Academic Institutions Increased Research Space by 3.5 Percent
Science and engineering (S&E) research space at the nation’s research-performing colleges and universities increased 3.5 percent from fiscal year (FY) 2009 to FY 2011, according to the National Science Foundation’s (NSF) Survey of Science and Engineering Research Facilities. The biological and biomedical sciences continued to account for the bulk of growth, increasing by 8.0 percent during this period. This follows a 12.3 percent increase for this field from FY 2007 to FY 2009. In 2011, the biological and biomedical sciences accounted for 26.8 percent of research space, measured as total net assignable square feet (NASF). This was three percentage points higher than the share from FY 2007.
Total S&E research space grew from 196.1 million NASF to 202.9 million NASF during the last biennial period. However, the 3.5 percent increase is less than the median growth (4.7 percent) for the 11 biennial survey cycles from FY 1988 to FY 2011. All institution types experienced net growth in research space except nondoctorate granting institutions, in which research space declined 1.2 percent.

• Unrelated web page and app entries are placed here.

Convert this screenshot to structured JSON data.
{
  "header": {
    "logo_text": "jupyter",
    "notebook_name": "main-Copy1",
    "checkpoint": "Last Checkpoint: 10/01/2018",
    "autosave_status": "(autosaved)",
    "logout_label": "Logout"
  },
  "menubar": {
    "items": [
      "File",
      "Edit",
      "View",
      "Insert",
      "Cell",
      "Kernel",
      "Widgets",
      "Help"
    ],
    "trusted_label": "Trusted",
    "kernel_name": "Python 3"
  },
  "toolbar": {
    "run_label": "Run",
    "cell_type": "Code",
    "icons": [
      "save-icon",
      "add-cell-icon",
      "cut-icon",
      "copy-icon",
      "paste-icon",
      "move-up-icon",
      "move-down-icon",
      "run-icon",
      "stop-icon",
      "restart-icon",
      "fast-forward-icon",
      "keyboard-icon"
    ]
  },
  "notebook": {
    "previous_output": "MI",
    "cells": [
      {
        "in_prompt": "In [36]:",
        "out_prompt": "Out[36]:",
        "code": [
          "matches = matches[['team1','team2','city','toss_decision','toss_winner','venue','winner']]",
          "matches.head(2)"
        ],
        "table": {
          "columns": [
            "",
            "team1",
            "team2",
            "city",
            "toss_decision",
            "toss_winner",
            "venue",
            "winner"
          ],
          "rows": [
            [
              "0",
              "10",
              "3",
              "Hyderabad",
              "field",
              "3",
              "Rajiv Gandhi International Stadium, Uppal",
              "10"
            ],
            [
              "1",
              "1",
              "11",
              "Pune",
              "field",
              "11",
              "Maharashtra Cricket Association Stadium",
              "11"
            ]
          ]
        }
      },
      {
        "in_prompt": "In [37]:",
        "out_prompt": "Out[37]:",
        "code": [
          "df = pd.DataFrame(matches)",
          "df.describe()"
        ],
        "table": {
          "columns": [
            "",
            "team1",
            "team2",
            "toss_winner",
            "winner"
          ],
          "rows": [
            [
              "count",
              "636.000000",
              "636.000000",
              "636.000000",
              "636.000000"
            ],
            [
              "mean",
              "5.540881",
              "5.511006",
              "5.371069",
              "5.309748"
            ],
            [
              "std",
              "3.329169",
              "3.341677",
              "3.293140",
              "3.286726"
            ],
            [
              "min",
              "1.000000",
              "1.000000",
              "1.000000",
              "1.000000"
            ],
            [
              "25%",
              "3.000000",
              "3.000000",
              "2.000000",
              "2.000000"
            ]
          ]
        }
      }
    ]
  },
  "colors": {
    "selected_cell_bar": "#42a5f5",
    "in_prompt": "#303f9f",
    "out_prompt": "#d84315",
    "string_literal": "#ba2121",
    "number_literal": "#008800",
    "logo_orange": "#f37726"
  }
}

The psychology 5.8 percent and engineering 5.0 percent fields gained research space, whereas NASF devoted to the agricultural and natural sciences declined 6.4 percent, falling slightly below 2007 levels. Although research space for the physical sciences increased by 3.9 percent from FY 2009 to FY 2011, this growth was not distributed across all subfields. NASF for earth, atmospheric, and ocean sciences declined by 2.5 percent, whereas NASF for astronomy, chemistry, and physics increased by 6.3 percent.